Please copy out every line in the entries that includes the word "crying".
**** Data to process
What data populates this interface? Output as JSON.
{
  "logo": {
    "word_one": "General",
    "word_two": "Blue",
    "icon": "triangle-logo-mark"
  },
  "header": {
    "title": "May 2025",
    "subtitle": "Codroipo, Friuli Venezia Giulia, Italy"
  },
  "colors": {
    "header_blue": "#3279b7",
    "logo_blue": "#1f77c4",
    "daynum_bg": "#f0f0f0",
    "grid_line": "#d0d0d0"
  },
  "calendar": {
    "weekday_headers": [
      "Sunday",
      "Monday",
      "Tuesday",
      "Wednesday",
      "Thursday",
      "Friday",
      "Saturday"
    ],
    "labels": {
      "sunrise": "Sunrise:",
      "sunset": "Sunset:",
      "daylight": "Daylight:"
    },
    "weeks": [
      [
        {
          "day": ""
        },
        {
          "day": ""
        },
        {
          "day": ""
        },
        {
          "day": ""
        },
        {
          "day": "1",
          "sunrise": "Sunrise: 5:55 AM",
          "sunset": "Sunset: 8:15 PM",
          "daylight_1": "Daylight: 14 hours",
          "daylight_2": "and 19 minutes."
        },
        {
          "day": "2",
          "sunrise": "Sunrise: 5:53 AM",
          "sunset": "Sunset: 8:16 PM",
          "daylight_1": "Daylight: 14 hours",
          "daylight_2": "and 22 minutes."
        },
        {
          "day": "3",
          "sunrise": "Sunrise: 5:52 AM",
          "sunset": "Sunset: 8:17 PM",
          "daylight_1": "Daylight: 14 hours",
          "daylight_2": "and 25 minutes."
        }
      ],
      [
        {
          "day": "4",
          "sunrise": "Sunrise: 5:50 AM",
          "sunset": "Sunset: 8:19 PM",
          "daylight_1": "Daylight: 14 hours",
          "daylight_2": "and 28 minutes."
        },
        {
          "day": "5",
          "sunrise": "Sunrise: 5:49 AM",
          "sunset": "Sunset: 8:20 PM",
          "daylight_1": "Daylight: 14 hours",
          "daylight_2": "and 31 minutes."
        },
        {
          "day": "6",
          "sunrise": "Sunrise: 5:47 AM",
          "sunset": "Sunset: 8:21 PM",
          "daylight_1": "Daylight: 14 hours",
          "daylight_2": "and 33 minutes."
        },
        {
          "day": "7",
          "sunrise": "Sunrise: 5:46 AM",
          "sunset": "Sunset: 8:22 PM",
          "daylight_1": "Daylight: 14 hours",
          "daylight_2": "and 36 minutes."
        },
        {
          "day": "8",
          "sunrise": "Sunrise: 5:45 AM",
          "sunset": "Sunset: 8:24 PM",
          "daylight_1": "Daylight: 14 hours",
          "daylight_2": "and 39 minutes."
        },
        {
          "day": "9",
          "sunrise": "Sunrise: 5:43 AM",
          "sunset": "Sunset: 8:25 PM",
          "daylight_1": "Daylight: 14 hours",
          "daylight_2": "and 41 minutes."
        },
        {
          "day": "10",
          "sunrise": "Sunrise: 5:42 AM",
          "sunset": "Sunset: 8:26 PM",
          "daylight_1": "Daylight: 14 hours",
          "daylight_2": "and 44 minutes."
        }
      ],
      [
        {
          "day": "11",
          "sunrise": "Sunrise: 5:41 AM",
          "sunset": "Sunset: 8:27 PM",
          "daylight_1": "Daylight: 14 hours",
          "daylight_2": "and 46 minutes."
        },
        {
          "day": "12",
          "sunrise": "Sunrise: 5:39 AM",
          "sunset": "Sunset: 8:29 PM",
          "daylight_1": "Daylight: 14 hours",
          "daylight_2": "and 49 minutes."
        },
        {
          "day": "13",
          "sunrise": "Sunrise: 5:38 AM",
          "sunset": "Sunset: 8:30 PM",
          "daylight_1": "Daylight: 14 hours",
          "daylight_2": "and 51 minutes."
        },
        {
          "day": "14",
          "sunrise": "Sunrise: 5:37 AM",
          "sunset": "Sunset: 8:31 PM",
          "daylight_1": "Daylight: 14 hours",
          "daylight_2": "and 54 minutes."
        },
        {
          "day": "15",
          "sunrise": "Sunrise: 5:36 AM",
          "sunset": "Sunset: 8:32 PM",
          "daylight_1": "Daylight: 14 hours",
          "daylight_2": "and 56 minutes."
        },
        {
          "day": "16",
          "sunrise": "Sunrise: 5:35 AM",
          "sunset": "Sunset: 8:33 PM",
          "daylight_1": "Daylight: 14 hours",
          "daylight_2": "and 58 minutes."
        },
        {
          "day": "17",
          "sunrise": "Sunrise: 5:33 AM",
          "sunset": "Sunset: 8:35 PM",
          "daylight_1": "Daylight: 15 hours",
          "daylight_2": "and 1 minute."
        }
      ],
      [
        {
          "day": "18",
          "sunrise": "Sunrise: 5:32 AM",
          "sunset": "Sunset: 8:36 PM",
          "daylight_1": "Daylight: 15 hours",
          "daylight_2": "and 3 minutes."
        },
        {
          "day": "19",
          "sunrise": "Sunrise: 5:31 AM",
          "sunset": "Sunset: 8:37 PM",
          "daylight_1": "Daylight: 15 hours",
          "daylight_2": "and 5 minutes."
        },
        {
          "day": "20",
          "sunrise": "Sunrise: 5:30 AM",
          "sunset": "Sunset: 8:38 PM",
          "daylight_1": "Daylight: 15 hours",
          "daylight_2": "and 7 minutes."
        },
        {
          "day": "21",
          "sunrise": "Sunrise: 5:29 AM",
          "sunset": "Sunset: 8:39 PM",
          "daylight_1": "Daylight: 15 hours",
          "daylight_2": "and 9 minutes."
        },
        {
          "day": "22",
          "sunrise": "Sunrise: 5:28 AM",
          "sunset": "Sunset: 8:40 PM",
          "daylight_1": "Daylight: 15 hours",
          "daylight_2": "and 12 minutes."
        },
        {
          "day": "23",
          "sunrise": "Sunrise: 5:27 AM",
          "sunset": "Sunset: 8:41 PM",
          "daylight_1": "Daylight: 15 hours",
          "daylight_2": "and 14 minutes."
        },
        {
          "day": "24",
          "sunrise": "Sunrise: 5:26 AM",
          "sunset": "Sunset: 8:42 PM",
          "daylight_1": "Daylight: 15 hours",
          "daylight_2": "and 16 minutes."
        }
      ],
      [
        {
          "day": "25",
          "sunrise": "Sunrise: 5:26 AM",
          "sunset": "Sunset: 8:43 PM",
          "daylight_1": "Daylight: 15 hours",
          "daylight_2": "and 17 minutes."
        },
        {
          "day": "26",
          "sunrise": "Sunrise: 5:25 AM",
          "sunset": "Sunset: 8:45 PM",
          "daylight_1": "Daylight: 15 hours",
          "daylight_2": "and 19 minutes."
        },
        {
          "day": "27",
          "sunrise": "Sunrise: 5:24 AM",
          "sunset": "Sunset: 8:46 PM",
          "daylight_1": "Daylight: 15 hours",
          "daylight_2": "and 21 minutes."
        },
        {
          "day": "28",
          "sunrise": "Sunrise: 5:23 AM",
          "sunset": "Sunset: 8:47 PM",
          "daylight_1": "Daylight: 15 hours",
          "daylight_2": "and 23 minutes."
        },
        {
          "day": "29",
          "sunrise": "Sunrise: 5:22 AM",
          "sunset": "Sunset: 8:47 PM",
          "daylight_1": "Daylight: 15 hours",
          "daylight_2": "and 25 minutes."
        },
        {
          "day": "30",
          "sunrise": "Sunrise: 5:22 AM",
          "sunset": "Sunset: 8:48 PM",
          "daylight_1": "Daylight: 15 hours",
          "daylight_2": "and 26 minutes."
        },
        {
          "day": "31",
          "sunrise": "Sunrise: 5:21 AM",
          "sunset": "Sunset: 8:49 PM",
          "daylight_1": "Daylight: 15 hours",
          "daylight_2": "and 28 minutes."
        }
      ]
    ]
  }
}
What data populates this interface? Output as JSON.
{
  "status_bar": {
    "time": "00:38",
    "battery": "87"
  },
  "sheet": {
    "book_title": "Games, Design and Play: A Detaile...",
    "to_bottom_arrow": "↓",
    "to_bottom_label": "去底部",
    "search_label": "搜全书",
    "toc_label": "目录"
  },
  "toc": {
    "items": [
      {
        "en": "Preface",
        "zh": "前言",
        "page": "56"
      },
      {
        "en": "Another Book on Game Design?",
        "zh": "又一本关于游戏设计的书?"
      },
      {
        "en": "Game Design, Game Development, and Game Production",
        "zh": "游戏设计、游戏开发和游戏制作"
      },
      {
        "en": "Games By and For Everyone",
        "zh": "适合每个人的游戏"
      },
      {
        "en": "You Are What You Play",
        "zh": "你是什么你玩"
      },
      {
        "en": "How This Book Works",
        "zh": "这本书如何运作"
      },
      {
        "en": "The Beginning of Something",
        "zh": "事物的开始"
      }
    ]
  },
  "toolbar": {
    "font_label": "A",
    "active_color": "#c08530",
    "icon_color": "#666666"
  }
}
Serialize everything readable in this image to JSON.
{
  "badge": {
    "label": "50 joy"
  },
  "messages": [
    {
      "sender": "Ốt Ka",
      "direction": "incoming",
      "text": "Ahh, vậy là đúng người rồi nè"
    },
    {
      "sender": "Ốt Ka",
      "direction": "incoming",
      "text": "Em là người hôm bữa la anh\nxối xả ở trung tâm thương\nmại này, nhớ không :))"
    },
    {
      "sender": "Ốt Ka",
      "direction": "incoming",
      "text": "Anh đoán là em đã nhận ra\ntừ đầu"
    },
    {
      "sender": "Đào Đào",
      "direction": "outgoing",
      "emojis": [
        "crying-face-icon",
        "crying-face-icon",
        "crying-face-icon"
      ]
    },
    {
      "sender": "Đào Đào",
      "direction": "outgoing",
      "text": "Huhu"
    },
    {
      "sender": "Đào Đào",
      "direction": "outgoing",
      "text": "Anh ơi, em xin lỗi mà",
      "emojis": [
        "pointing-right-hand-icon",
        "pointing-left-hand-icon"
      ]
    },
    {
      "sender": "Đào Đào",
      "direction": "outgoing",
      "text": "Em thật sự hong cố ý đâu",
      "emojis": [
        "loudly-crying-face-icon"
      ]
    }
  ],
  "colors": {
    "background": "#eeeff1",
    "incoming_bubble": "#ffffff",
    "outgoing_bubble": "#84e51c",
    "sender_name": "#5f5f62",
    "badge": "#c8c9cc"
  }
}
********
> _Answer section_:
        "crying-face-icon",
        "crying-face-icon",
        "crying-face-icon"
        "loudly-crying-face-icon"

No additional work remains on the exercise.